Canada’s men’s team won gold at the London 2012 Paralympic Games. At the Guadalajara 2011 Parapan Am Games, the Canadian women took silver, while the men collected bronze. Canada’s two teams have a combined total of six gold and one silver medal from the last six Paralympic Games.


Wheelchair basketball was originally developed by World War II veterans in the USA in 1945. At the same time, Sir Ludwig Guttmann developed a similar sport, wheelchair netball, at the Spinal Rehabilitation Hospital in Stoke Mandeville.

Since then, the sport has grown worldwide and was introduced on the global stage at the Rome 1960 Paralympic Games, and today it is practiced in nearly 100 countries.

How it works

Wheelchair basketball is similar to able-bodied basketball — players move the ball around the court by passing or dribbling the ball, except that they must throw or bounce the ball after every two pushes of the wheels on the chair, otherwise they will be penalized for travelling. The objective is to throw the ball into the opponent’s net. One, two or three points are awarded for each goal, depending on where the ball is thrown from. The team with the most points at the end of game wins.

The size of the court and the height of the net is the same as in able-bodied basketball. Teams are comprised of five players, and the sport is open to athletes with physical disabilities that prevent them from running, jumping and pivoting.
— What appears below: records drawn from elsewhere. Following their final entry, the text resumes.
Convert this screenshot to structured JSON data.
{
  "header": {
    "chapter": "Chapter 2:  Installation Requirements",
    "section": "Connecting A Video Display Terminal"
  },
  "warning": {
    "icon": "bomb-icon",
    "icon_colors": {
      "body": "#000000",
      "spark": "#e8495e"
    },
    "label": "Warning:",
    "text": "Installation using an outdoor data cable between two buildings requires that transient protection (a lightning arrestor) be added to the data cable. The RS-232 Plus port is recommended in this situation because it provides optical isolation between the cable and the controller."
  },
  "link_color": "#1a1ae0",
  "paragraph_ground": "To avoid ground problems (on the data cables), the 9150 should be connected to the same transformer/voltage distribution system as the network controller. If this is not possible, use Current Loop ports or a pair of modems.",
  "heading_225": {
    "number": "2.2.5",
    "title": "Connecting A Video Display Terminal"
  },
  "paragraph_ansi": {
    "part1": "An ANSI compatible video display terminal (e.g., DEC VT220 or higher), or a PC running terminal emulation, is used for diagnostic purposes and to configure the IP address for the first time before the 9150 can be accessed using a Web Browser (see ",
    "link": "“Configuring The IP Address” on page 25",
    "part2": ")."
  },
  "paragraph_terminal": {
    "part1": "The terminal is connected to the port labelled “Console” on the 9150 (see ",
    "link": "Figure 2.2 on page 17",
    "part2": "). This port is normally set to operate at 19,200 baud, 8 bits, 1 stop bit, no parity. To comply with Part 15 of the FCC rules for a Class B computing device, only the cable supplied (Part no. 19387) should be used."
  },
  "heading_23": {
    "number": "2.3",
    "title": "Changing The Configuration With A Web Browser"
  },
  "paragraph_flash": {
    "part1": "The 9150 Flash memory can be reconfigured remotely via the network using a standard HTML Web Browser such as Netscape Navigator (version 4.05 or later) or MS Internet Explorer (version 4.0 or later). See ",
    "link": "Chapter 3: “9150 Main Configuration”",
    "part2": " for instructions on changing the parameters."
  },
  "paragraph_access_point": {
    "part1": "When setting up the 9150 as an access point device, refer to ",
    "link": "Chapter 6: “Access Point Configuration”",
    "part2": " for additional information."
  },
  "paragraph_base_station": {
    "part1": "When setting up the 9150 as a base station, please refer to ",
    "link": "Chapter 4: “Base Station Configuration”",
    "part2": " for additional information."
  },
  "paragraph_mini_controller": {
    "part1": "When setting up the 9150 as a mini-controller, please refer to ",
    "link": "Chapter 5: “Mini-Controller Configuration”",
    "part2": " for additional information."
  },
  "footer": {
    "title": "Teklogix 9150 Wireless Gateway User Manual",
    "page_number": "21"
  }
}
Not all athletes use a wheelchair, however, in daily life.


The small wheels at the front of the wheelchair.

The bounce technique used to move the ball down the court.

Considered a foul when a player lifts the chair off the ground or lifts their buttocks off the chairs when shooting, passing, rebounding or attempting to block a shot.

A legal maneouvre, tilting occurs when a player lifts one rear wheel with one front caster off the floor while using one or both hands to shoot, pass or handle the ball.



Physical Impairment

Sport Classes

Wheelchair basketball players are allocated one of eight physical impairment sport classes, from 1.0 to 4.5 points.

All athletes compete in a wheelchair and have an impairment affecting their legs or feet that would prohibit them to compete equally in able-bodied basketball. Most have normal arm function.

The most significant activity limitation, players in sport class 1.0 have no trunk control and cannot bend forward or sideways or rotate to catch and pass the ball. To keep a stable position, the backrest of the wheelchair is higher and the athletes are strapped to the wheelchair.

These players can move and lean forward and rotate their body to some extent, allowing them to catch the ball within a larger radius. Their wheelchairs have a higher backrest and strapping for trunk support.

Trunk control of the players in this class allows them to fully rotate and lean forward, but does not allow them to lean to the sides.

While 4.0 players can move forward and rotate similar to those in 3.0, they can also partially lean to the sides.

Players in this sport class have the least eligible impairment and no restriction in trunk rotation or leaning forward or sideways. An athlete can also be allocated sport classes 1.5, 2.5 or 3.5. The activity profile of these half-pointers fits between the profiles of the lower and higher class.

Fairness Between Two Teams:
Each team of five players is only allowed to have 14 points on the field of play at the same time.

Additional Information

Additional Information